505 E. First Street
505 E. First Street
Suite B
Tustin,, CA

2State Bar Of California (Respondent)
Represented by Office Of The State Bar Court
818 West Seventh St
818 West Seventh St
Suite 201
Los Angeles, CA

3State Bar Of California (Respondent)
Represented by Major Williams

Feb 5 1991Opinion: Recommended discipline imposed

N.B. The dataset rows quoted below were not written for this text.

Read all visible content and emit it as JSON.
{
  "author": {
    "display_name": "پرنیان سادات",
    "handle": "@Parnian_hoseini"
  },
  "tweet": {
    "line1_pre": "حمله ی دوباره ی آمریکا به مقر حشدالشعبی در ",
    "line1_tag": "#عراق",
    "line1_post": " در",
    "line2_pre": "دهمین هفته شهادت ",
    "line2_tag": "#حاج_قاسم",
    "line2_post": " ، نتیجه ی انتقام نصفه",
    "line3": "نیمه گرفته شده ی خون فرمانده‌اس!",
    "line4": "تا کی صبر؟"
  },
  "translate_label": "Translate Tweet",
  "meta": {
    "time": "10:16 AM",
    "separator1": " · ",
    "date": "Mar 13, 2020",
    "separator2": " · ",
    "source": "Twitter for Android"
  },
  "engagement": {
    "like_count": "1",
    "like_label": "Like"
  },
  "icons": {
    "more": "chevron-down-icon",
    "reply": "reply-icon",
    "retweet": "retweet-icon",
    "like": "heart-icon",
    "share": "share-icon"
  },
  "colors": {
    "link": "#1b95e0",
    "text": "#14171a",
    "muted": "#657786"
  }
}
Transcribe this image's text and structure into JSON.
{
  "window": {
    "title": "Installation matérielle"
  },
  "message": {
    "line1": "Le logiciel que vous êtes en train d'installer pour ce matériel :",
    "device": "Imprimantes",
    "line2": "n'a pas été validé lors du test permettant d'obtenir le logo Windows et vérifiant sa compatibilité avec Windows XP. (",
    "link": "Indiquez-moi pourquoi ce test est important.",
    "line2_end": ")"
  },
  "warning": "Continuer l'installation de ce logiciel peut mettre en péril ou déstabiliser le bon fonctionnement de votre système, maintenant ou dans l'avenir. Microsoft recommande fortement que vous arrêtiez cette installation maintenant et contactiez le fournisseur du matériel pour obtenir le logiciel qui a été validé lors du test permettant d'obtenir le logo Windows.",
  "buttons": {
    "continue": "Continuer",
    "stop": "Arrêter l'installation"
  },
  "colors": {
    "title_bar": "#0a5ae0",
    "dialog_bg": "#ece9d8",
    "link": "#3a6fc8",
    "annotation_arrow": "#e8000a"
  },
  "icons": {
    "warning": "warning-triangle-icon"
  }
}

May 7 1990Record of State Bar discipline filed
Jul 3 1990Petition for writ of review/certiorari filed
By Petnr Sorensen in Pro per
Jul 18 1990Let a writ of review issue (SB)
Let a writ of review issue, as to Kerry L. Sorensen only, to be heard before this court at its courtroom when the matter is ordered on calendar. Record of State Bar hearings shall constitute a return
Sep 4 1990Response to Petition filed by State Bar
Sep 19 1990Case Fully Briefed
Oct 26 1990Letter sent requesting supplemental briefing
Soliciting briefing on whether the court should impose restitution $4,805, attorney fees, etc. Briefs on issue due 11-12-90; Responses due 11-26-90.
Nov 9 1990Letter brief filed
Petnr's Supplemental brief (Court requested)
Nov 13 1990Letter brief filed
State Bar
Nov 20 1990Letter brief filed
Reply by State Bar
Nov 26 1990Letter brief filed
Reply by Petitioner Kerry L. Sorensen
Dec 5 1990Case Ordered on Calendar:
Wed., 1/9/91, 9 A.M. - LA
Jan 9 1991Cause Called and Argued (not yet submitted)
Jan 9 1991Submitted by order
Feb 5 1991Opinion filed: Recommended discipline imposed
1 year suspension during 2 years supervised probation with 30 days actual suspenstion; Restitution to Brigante of $4,375; Compliance with Review Dept. Decision; Pass PRE within one year of decision Opinion issued By The Court.
Mar 7 1991Case Final